As of this afternoon the level of PM 2.5 in central Shanghai was 155.
University of Canterbury geography technician Justin Harrison said the university reading was not as high as it could be because Fendalton was some distance from the fire and the conditions at the top of the building lowered the number.
"The wind's blowing up here, again, that will be dropping the levels down, if we had still, calm conditions then we'd probably see those levels a bit higher as well."
The reason for the smoke is the new north-easterly wind, which is not only keeping the smoke over the city but also fuelling the fire as it increases in intensity.
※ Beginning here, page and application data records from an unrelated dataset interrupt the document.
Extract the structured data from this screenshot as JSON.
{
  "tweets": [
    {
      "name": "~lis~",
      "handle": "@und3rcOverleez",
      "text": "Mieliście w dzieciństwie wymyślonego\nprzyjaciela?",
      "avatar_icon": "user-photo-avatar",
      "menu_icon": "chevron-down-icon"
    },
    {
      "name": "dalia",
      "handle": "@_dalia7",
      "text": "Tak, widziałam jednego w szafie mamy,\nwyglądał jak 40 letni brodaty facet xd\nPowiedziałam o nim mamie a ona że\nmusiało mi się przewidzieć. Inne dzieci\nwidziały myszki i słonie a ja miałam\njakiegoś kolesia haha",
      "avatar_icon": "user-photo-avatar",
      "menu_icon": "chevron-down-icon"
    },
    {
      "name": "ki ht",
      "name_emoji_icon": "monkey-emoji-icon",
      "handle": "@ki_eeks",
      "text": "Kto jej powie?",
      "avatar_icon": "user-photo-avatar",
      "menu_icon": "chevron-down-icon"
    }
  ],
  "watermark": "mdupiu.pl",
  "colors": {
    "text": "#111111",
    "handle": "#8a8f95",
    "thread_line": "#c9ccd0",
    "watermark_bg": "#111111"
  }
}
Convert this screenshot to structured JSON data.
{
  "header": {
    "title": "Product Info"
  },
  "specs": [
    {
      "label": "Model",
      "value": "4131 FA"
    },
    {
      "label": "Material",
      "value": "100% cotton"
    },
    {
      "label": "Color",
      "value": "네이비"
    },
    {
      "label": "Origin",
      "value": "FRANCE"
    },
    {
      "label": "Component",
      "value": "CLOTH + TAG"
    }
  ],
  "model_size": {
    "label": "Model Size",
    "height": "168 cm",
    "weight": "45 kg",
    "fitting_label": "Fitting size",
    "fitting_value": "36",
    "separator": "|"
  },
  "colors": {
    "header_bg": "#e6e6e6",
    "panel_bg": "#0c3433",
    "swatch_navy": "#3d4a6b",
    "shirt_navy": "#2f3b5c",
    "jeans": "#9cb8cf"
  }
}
PhD in fire simulation at the University of Canterbury Daisuke Seto says a further layer of wind higher up in the atmosphere was preventing the smoke from escaping the city.
"The north-earthly breeze is blowing the smoke that way, and the convection takes place and goes up, but then it looks like there's another layer of flow coming from the west, I believe. The convection looks like it's trying to punch through but the fire doesn't look that strong enough to penetrate the inversion layer on top."
The MetService says the prevailing north-easterly will stay in place until at least the weekend.
There's also very little hope of much rain in Christchurch for at least four days.
The MetService predicts there is not much chance of rain until Sunday. Some scattered rain can be expected on Saturday but the city will have to wait until Sunday for a decent downpour.
Harrison had advice for people living in the area:
"If you don't have the opportunity to get away from it, it's worthwhile covering your nose and face if there is thick smoke around, and just keep an eye on the news and health warnings that might be coming out."
The Canterbury District Health Board has advised any residents concerned about the impact of the smoke on their health to contact their GPs first.
Canterbury Medical Officer of Health Dr Alistair Humphrey said for the "vast majority of people" the smoke carried no health risk though could irritate the eyes, nose, throat and airways and cause a tightness of the chest or difficulty breathing.
"In healthy people, most symptoms disappear soon after exposure to smoke ends and do not cause long-term health problems."